[PROBLEM TO WORK ON]: Copy each line of the data below in which the word "timeline" can be found.

[RECORDS SUPPLIED]:
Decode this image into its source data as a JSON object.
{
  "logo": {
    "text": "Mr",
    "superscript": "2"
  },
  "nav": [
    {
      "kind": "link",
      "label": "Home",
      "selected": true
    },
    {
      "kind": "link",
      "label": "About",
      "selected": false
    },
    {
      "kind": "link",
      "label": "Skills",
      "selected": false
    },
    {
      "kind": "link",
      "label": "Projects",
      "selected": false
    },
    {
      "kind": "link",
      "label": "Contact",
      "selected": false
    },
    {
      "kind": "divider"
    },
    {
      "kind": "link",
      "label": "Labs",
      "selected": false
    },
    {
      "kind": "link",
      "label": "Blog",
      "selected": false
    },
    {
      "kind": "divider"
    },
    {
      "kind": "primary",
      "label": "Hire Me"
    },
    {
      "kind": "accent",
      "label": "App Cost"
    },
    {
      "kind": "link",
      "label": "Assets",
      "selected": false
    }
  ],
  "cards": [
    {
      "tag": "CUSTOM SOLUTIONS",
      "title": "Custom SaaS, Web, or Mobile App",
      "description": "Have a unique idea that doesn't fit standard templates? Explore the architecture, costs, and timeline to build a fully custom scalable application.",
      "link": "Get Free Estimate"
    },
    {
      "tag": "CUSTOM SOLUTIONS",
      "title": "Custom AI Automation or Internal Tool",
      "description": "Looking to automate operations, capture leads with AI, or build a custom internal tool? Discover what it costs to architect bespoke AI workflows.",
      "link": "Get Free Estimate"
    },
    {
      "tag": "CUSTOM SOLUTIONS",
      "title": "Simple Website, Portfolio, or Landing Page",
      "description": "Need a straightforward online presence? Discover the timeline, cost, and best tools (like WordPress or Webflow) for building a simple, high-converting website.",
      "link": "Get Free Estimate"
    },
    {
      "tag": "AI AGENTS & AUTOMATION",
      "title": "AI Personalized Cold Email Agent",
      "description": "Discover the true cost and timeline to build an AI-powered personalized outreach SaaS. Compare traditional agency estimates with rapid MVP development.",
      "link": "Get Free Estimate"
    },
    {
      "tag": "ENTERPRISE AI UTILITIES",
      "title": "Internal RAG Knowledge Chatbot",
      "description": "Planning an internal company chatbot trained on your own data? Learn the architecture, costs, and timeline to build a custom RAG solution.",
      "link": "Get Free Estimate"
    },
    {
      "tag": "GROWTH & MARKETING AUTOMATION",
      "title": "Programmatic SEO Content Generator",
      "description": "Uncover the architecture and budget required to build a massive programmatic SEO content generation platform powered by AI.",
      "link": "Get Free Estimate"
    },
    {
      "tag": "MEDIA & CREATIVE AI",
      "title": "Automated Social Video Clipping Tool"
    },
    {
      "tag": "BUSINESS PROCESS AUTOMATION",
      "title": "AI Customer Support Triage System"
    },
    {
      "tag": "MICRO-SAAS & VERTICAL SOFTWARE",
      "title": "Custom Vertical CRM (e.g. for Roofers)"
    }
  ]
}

[RESPONSE AREA]:
      "description": "Have a unique idea that doesn't fit standard templates? Explore the architecture, costs, and timeline to build a fully custom scalable application.",
      "description": "Need a straightforward online presence? Discover the timeline, cost, and best tools (like WordPress or Webflow) for building a simple, high-converting website.",
      "description": "Discover the true cost and timeline to build an AI-powered personalized outreach SaaS. Compare traditional agency estimates with rapid MVP development.",
      "description": "Planning an internal company chatbot trained on your own data? Learn the architecture, costs, and timeline to build a custom RAG solution.",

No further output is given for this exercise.